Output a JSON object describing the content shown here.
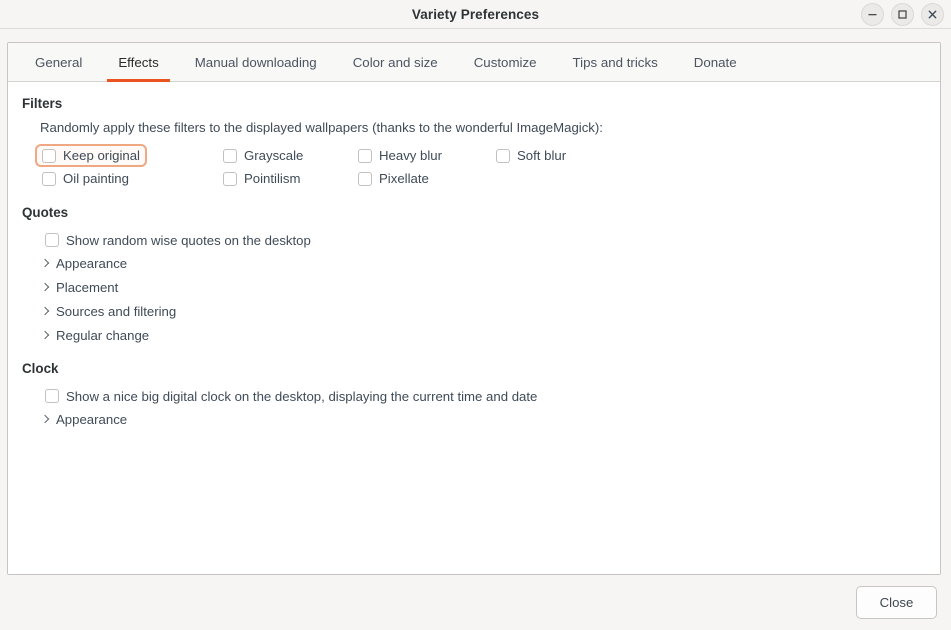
{
  "window": {
    "title": "Variety Preferences",
    "controls": [
      {
        "name": "minimize-button",
        "glyph": "minimize"
      },
      {
        "name": "maximize-button",
        "glyph": "maximize"
      },
      {
        "name": "close-button",
        "glyph": "close"
      }
    ]
  },
  "tabs": [
    {
      "label": "General",
      "active": false
    },
    {
      "label": "Effects",
      "active": true
    },
    {
      "label": "Manual downloading",
      "active": false
    },
    {
      "label": "Color and size",
      "active": false
    },
    {
      "label": "Customize",
      "active": false
    },
    {
      "label": "Tips and tricks",
      "active": false
    },
    {
      "label": "Donate",
      "active": false
    }
  ],
  "colors": {
    "accent": "#e95420",
    "focus_ring": "#f0a882",
    "titlebar_bg": "#f6f5f4",
    "page_bg": "#ffffff"
  },
  "filters": {
    "title": "Filters",
    "description": "Randomly apply these filters to the displayed wallpapers (thanks to the wonderful ImageMagick):",
    "items": [
      {
        "label": "Keep original",
        "checked": false,
        "focused": true,
        "col": 0,
        "row": 0
      },
      {
        "label": "Oil painting",
        "checked": false,
        "focused": false,
        "col": 0,
        "row": 1
      },
      {
        "label": "Grayscale",
        "checked": false,
        "focused": false,
        "col": 1,
        "row": 0
      },
      {
        "label": "Pointilism",
        "checked": false,
        "focused": false,
        "col": 1,
        "row": 1
      },
      {
        "label": "Heavy blur",
        "checked": false,
        "focused": false,
        "col": 2,
        "row": 0
      },
      {
        "label": "Pixellate",
        "checked": false,
        "focused": false,
        "col": 2,
        "row": 1
      },
      {
        "label": "Soft blur",
        "checked": false,
        "focused": false,
        "col": 3,
        "row": 0
      }
    ]
  },
  "quotes": {
    "title": "Quotes",
    "checkbox": {
      "label": "Show random wise quotes on the desktop",
      "checked": false
    },
    "expanders": [
      {
        "label": "Appearance"
      },
      {
        "label": "Placement"
      },
      {
        "label": "Sources and filtering"
      },
      {
        "label": "Regular change"
      }
    ]
  },
  "clock": {
    "title": "Clock",
    "checkbox": {
      "label": "Show a nice big digital clock on the desktop, displaying the current time and date",
      "checked": false
    },
    "expanders": [
      {
        "label": "Appearance"
      }
    ]
  },
  "actionbar": {
    "close_label": "Close"
  }
}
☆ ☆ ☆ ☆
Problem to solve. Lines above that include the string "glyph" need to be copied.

Solved problem.
        "glyph": "minimize"
        "glyph": "maximize"
        "glyph": "close"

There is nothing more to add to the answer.